Lightning-induced volcanic spherules
Glass spherules have been documented in many geologic deposits and are formed during high-temperature processes that include cloud-to-ground lightning strikes, volcanic eruptions of low-viscosity magmas, and meteorite impacts. This study reviews the known glass spherule– forming processes and proposes, for the first time, a mechanism induced through the heat generated by volcanic lightning in eruptive columns and plumes (laterally spreading clouds) during explosive eruptions. Ash-fall samples were collected from two eruptions where volcanic lightning was extensively documented: the A.D. 2009 eruption of Mount Redoubt, Alaska (USA), and the 2010 eruption of Eyjafjallajökull, Iceland. These samples reveal individual glass spherules ~50 mm in average diameter that compose <5% of the examined portion of the deposit. Textures include smooth, hollow, or cracked spherules, as well as aggregates, which suggest melting of ash particles as a result of proximity to the electrical discharge channel and subsequent re-solidification of the particles into spherical morphologies. The natural ash-fall samples are compared with pseudo-ash samples collected from high-voltage insulator experiments in order to test our hypothesis that volcanic ash particles can be transformed into glass spherules through the heat generated by electrical discharge.

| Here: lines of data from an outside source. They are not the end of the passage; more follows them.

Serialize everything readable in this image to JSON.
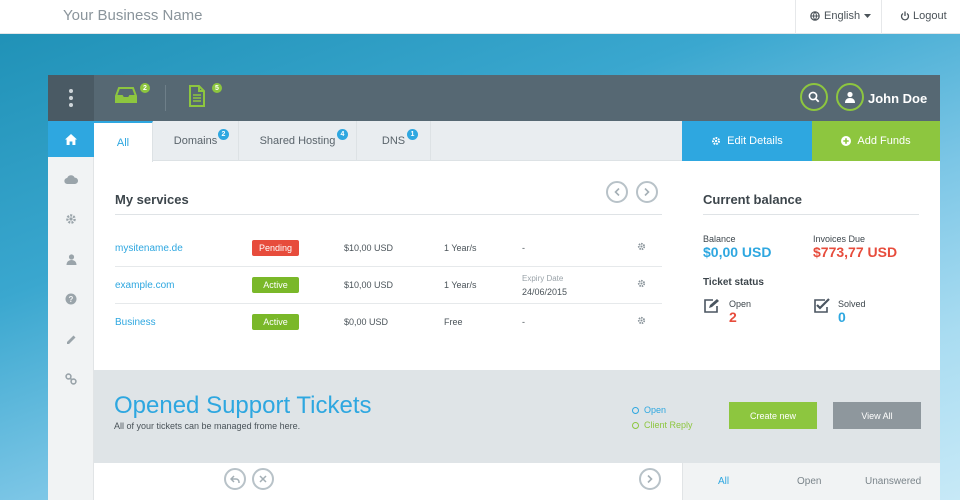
{
  "topbar": {
    "brand": "Your Business Name",
    "language": "English",
    "logout": "Logout"
  },
  "header": {
    "inbox_badge": "2",
    "docs_badge": "5",
    "username": "John Doe"
  },
  "sidebar": {
    "items": [
      "home-icon",
      "cloud-icon",
      "gear-icon",
      "user-icon",
      "help-icon",
      "pencil-icon",
      "link-icon"
    ]
  },
  "tabs": [
    {
      "label": "All",
      "badge": ""
    },
    {
      "label": "Domains",
      "badge": "2"
    },
    {
      "label": "Shared Hosting",
      "badge": "4"
    },
    {
      "label": "DNS",
      "badge": "1"
    }
  ],
  "actions": {
    "edit_details": "Edit Details",
    "add_funds": "Add Funds"
  },
  "services": {
    "title": "My services",
    "rows": [
      {
        "name": "mysitename.de",
        "status": "Pending",
        "status_color": "#e74c3c",
        "price": "$10,00 USD",
        "term": "1 Year/s",
        "expiry": "-",
        "expiry_label": "",
        "expiry_date": ""
      },
      {
        "name": "example.com",
        "status": "Active",
        "status_color": "#7ab829",
        "price": "$10,00 USD",
        "term": "1 Year/s",
        "expiry": "",
        "expiry_label": "Expiry Date",
        "expiry_date": "24/06/2015"
      },
      {
        "name": "Business",
        "status": "Active",
        "status_color": "#7ab829",
        "price": "$0,00 USD",
        "term": "Free",
        "expiry": "-",
        "expiry_label": "",
        "expiry_date": ""
      }
    ]
  },
  "balance": {
    "title": "Current balance",
    "balance_label": "Balance",
    "balance_value": "$0,00 USD",
    "invoices_label": "Invoices Due",
    "invoices_value": "$773,77 USD",
    "ticket_status_title": "Ticket status",
    "open_label": "Open",
    "open_value": "2",
    "solved_label": "Solved",
    "solved_value": "0"
  },
  "tickets": {
    "title": "Opened Support Tickets",
    "subtitle": "All of your tickets can be managed frome here.",
    "legend_open": "Open",
    "legend_client_reply": "Client Reply",
    "create_new": "Create new",
    "view_all": "View All"
  },
  "bottom_tabs": [
    "All",
    "Open",
    "Unanswered"
  ],
  "colors": {
    "accent_blue": "#2ea7e0",
    "accent_green": "#8dc63f",
    "danger_red": "#e74c3c",
    "header_slate": "#566873"
  }
}
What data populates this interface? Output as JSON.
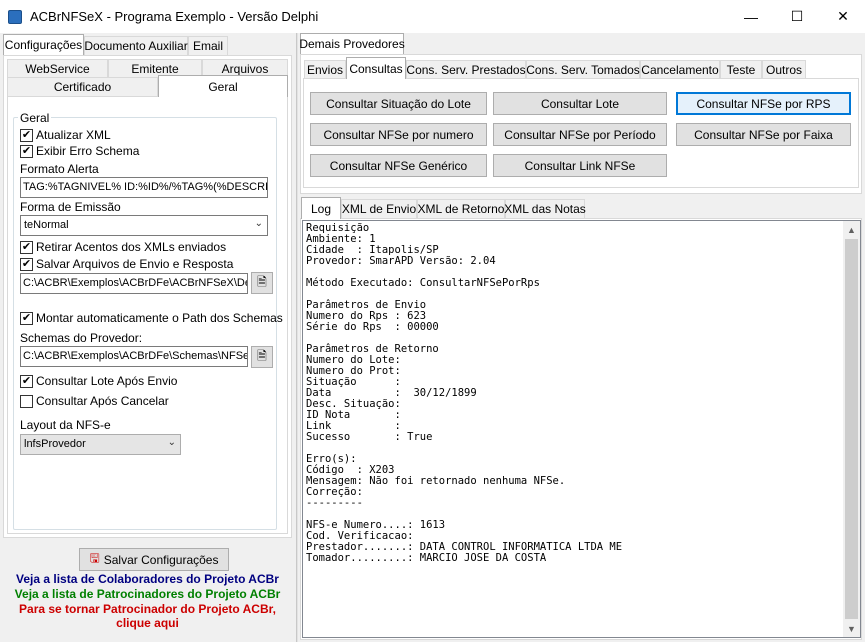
{
  "window": {
    "title": "ACBrNFSeX - Programa Exemplo - Versão Delphi",
    "minimize": "—",
    "maximize": "☐",
    "close": "✕"
  },
  "left": {
    "top_tabs": [
      "Configurações",
      "Documento Auxiliar",
      "Email"
    ],
    "sub_tabs_row1": [
      "WebService",
      "Emitente",
      "Arquivos"
    ],
    "sub_tabs_row2": [
      "Certificado",
      "Geral"
    ],
    "group_title": "Geral",
    "atualizar_xml": {
      "label": "Atualizar XML",
      "checked": true
    },
    "exibir_erro": {
      "label": "Exibir Erro Schema",
      "checked": true
    },
    "formato_alerta_label": "Formato Alerta",
    "formato_alerta_value": "TAG:%TAGNIVEL% ID:%ID%/%TAG%(%DESCRI",
    "forma_emissao_label": "Forma de Emissão",
    "forma_emissao_value": "teNormal",
    "retirar_acentos": {
      "label": "Retirar Acentos dos XMLs enviados",
      "checked": true
    },
    "salvar_arquivos": {
      "label": "Salvar Arquivos de Envio e Resposta",
      "checked": true
    },
    "path_value": "C:\\ACBR\\Exemplos\\ACBrDFe\\ACBrNFSeX\\Delp",
    "montar_path": {
      "label": "Montar automaticamente o Path dos Schemas",
      "checked": true
    },
    "schemas_label": "Schemas do Provedor:",
    "schemas_value": "C:\\ACBR\\Exemplos\\ACBrDFe\\Schemas\\NFSe",
    "consultar_lote": {
      "label": "Consultar Lote Após Envio",
      "checked": true
    },
    "consultar_cancelar": {
      "label": "Consultar Após Cancelar",
      "checked": false
    },
    "layout_label": "Layout da NFS-e",
    "layout_value": "lnfsProvedor",
    "save_button": "Salvar Configurações",
    "link_colaboradores": "Veja a lista de Colaboradores do Projeto ACBr",
    "link_patrocinadores": "Veja a lista de Patrocinadores do Projeto ACBr",
    "link_patrocinador_1": "Para se tornar Patrocinador do Projeto ACBr,",
    "link_patrocinador_2": "clique aqui",
    "colors": {
      "colaboradores": "#000080",
      "patrocinadores": "#008000",
      "patrocinador": "#cc0000"
    }
  },
  "right": {
    "top_tab": "Demais Provedores",
    "tabs": [
      "Envios",
      "Consultas",
      "Cons. Serv. Prestados",
      "Cons. Serv. Tomados",
      "Cancelamento",
      "Teste",
      "Outros"
    ],
    "buttons": [
      "Consultar Situação do Lote",
      "Consultar Lote",
      "Consultar NFSe por RPS",
      "Consultar NFSe por numero",
      "Consultar NFSe por Período",
      "Consultar NFSe por Faixa",
      "Consultar NFSe Genérico",
      "Consultar Link NFSe"
    ],
    "log_tabs": [
      "Log",
      "XML de Envio",
      "XML de Retorno",
      "XML das Notas"
    ],
    "log_text": "Requisição\nAmbiente: 1\nCidade  : Itapolis/SP\nProvedor: SmarAPD Versão: 2.04\n\nMétodo Executado: ConsultarNFSePorRps\n\nParâmetros de Envio\nNumero do Rps : 623\nSérie do Rps  : 00000\n\nParâmetros de Retorno\nNumero do Lote:\nNumero do Prot:\nSituação      :\nData          :  30/12/1899\nDesc. Situação:\nID Nota       :\nLink          :\nSucesso       : True\n\nErro(s):\nCódigo  : X203\nMensagem: Não foi retornado nenhuma NFSe.\nCorreção:\n---------\n\nNFS-e Numero....: 1613\nCod. Verificacao:\nPrestador.......: DATA CONTROL INFORMATICA LTDA ME\nTomador.........: MARCIO JOSE DA COSTA"
  }
}
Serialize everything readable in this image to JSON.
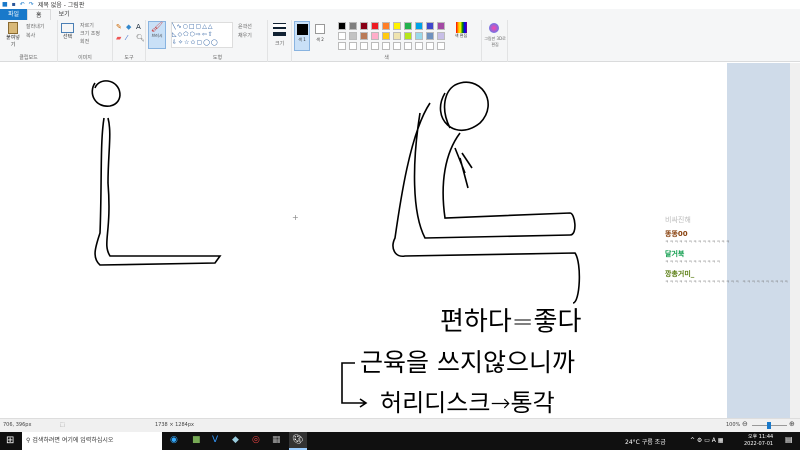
{
  "window": {
    "title": "제목 없음 - 그림판"
  },
  "tabs": [
    "파일",
    "홈",
    "보기"
  ],
  "ribbon": {
    "clipboard": {
      "paste": "붙여넣기",
      "cut": "잘라내기",
      "copy": "복사",
      "label": "클립보드"
    },
    "image": {
      "select": "선택",
      "crop": "자르기",
      "resize": "크기 조정",
      "rotate": "회전",
      "label": "이미지"
    },
    "tools": {
      "label": "도구"
    },
    "brush": {
      "label": "브러시"
    },
    "shapes": {
      "outline": "윤곽선",
      "fill": "채우기",
      "label": "도형"
    },
    "size": {
      "label": "크기"
    },
    "colors": {
      "color1": "색 1",
      "color2": "색 2",
      "edit": "색 편집",
      "label": "색",
      "palette": [
        "#000000",
        "#7f7f7f",
        "#880015",
        "#ed1c24",
        "#ff7f27",
        "#fff200",
        "#22b14c",
        "#00a2e8",
        "#3f48cc",
        "#a349a4",
        "#ffffff",
        "#c3c3c3",
        "#b97a57",
        "#ffaec9",
        "#ffc90e",
        "#efe4b0",
        "#b5e61d",
        "#99d9ea",
        "#7092be",
        "#c8bfe7"
      ]
    },
    "paint3d": "그림판 3D로 편집"
  },
  "canvas": {
    "texts": [
      "편하다=좋다",
      "근육을 쓰지않으니까",
      "허리디스크→통각"
    ]
  },
  "chat": {
    "header": "비싸진해",
    "messages": [
      {
        "nick": "똥똥00",
        "color": "#8b4513",
        "text": "ㅋㅋㅋㅋㅋㅋㅋㅋㅋㅋㅋㅋㅋㅋ"
      },
      {
        "nick": "달거북",
        "color": "#0b9b4a",
        "text": "ㅋㅋㅋㅋㅋㅋㅋㅋㅋㅋㅋㅋ"
      },
      {
        "nick": "깡총거미_",
        "color": "#5a7d12",
        "text": "ㅋㅋㅋㅋㅋㅋㅋㅋㅋㅋㅋㅋㅋㅋㅋㅋ ㅋㅋㅋㅋㅋㅋㅋㅋㅋㅋ"
      }
    ]
  },
  "status": {
    "cursor": "706, 396px",
    "canvas_size": "1738 × 1284px",
    "zoom": "100%"
  },
  "taskbar": {
    "search_placeholder": "검색하려면 여기에 입력하십시오",
    "weather": "24°C 구름 조금",
    "time": "오후 11:44",
    "date": "2022-07-01"
  }
}
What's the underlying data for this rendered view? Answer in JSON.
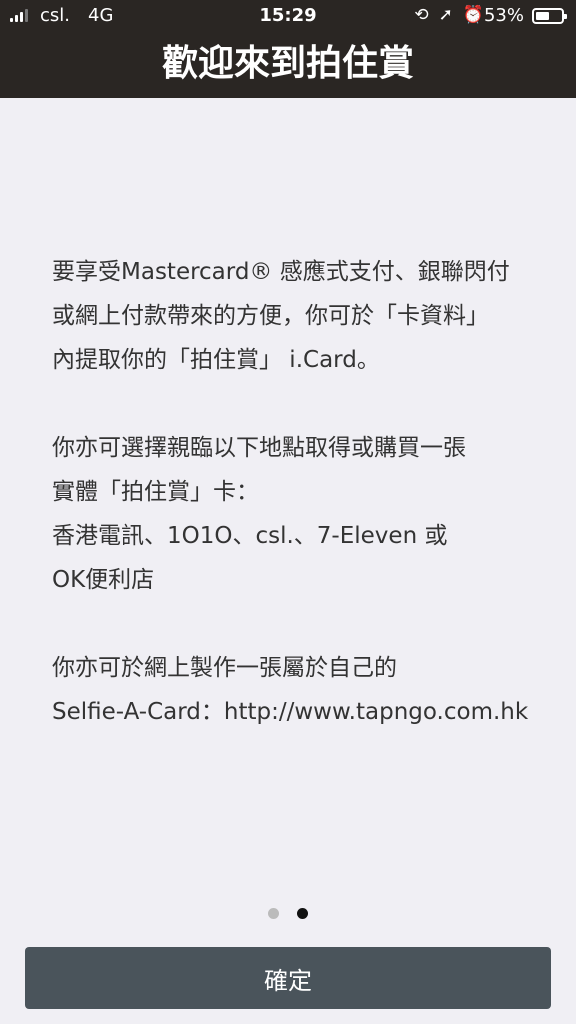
{
  "status_bar": {
    "carrier": "csl.",
    "network": "4G",
    "time": "15:29",
    "battery_percent": "53%",
    "battery_level": 0.53,
    "icons": [
      "rotation-lock-icon",
      "location-arrow-icon",
      "alarm-icon"
    ]
  },
  "header": {
    "title": "歡迎來到拍住賞"
  },
  "content": {
    "paragraph1": [
      "要享受Mastercard® 感應式支付、銀聯閃付",
      "或網上付款帶來的方便，你可於「卡資料」",
      "內提取你的「拍住賞」 i.Card。"
    ],
    "paragraph2": [
      "你亦可選擇親臨以下地點取得或購買一張",
      "實體「拍住賞」卡：",
      "香港電訊、1O1O、csl.、7-Eleven 或",
      "OK便利店"
    ],
    "paragraph3": [
      "你亦可於網上製作一張屬於自己的",
      "Selfie-A-Card：http://www.tapngo.com.hk"
    ]
  },
  "pager": {
    "total": 2,
    "current": 2
  },
  "confirm_button": {
    "label": "確定"
  },
  "colors": {
    "header_bg": "#2a2623",
    "page_bg": "#f0eff4",
    "button_bg": "#4a545b"
  }
}
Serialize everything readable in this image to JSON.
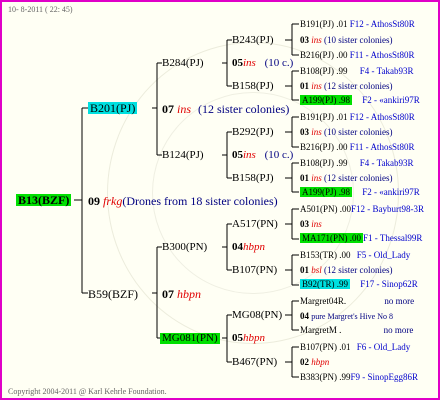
{
  "header": {
    "date": "10- 8-2011 ( 22: 45)"
  },
  "footer": {
    "copyright": "Copyright 2004-2011 @ Karl Kehrle Foundation."
  },
  "root": {
    "name": "B13(BZF)"
  },
  "gen1": {
    "top": {
      "name": "B201(PJ)"
    },
    "top_line": {
      "num": "07",
      "code": "ins",
      "note": "(12 sister colonies)"
    },
    "mid_line": {
      "num": "09",
      "code": "frkg",
      "note": "(Drones from 18 sister colonies)"
    },
    "bottom": {
      "name": "B59(BZF)"
    },
    "bottom_line": {
      "num": "07",
      "code": "hbpn"
    }
  },
  "gen2": {
    "b284": {
      "name": "B284(PJ)"
    },
    "b284_line": {
      "num": "05",
      "code": "ins",
      "note": "(10 c.)"
    },
    "b124": {
      "name": "B124(PJ)"
    },
    "b124_line": {
      "num": "05",
      "code": "ins",
      "note": "(10 c.)"
    },
    "b300": {
      "name": "B300(PN)"
    },
    "b300_line": {
      "num": "04",
      "code": "hbpn"
    },
    "mg081": {
      "name": "MG081(PN)"
    },
    "mg081_line": {
      "num": "05",
      "code": "hbpn"
    }
  },
  "gen3": {
    "b243": {
      "name": "B243(PJ)"
    },
    "b158a": {
      "name": "B158(PJ)"
    },
    "b292": {
      "name": "B292(PJ)"
    },
    "b158b": {
      "name": "B158(PJ)"
    },
    "a517": {
      "name": "A517(PN)"
    },
    "b107a": {
      "name": "B107(PN)"
    },
    "mg08": {
      "name": "MG08(PN)"
    },
    "b467": {
      "name": "B467(PN)"
    }
  },
  "gen4": [
    {
      "name": "B191(PJ)",
      "num": ".01",
      "detail": "F12 - AthosSt80R"
    },
    {
      "num": "03",
      "code": "ins",
      "detail": "(10 sister colonies)"
    },
    {
      "name": "B216(PJ)",
      "num": ".00",
      "detail": "F11 - AthosSt80R"
    },
    {
      "name": "B108(PJ)",
      "num": ".99",
      "detail": "F4 - Takab93R"
    },
    {
      "num": "01",
      "code": "ins",
      "detail": "(12 sister colonies)"
    },
    {
      "name": "A199(PJ)",
      "num": ".98",
      "detail": "F2 - «ankiri97R"
    },
    {
      "name": "B191(PJ)",
      "num": ".01",
      "detail": "F12 - AthosSt80R"
    },
    {
      "num": "03",
      "code": "ins",
      "detail": "(10 sister colonies)"
    },
    {
      "name": "B216(PJ)",
      "num": ".00",
      "detail": "F11 - AthosSt80R"
    },
    {
      "name": "B108(PJ)",
      "num": ".99",
      "detail": "F4 - Takab93R"
    },
    {
      "num": "01",
      "code": "ins",
      "detail": "(12 sister colonies)"
    },
    {
      "name": "A199(PJ)",
      "num": ".98",
      "detail": "F2 - «ankiri97R"
    },
    {
      "name": "A501(PN)",
      "num": ".00",
      "detail": "F12 - Bayburt98-3R"
    },
    {
      "num": "03",
      "code": "ins",
      "detail": ""
    },
    {
      "name": "MA171(PN)",
      "num": ".00",
      "detail": "F1 - Thessal99R"
    },
    {
      "name": "B153(TR)",
      "num": ".00",
      "detail": "F5 - Old_Lady"
    },
    {
      "num": "01",
      "code": "bsl",
      "detail": "(12 sister colonies)"
    },
    {
      "name": "B92(TR)",
      "num": ".99",
      "detail": "F17 - Sinop62R"
    },
    {
      "name": "Margret04R",
      "num": ".",
      "detail": "no more"
    },
    {
      "num": "04",
      "code": "",
      "detail": "pure Margret's Hive No 8"
    },
    {
      "name": "MargretM",
      "num": ".",
      "detail": "no more"
    },
    {
      "name": "B107(PN)",
      "num": ".01",
      "detail": "F6 - Old_Lady"
    },
    {
      "num": "02",
      "code": "hbpn",
      "detail": ""
    },
    {
      "name": "B383(PN)",
      "num": ".99",
      "detail": "F9 - SinopEgg86R"
    }
  ]
}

We refer to this new morphological classification of ash grains as lightning-induced volcanic spherules and hypothesize that this texture not only provides direct physical evidence of lightning occurrence during explosive eruptions, but will also increase settling velocities and reduce aggregation of these particles, affecting ash transport dynamics.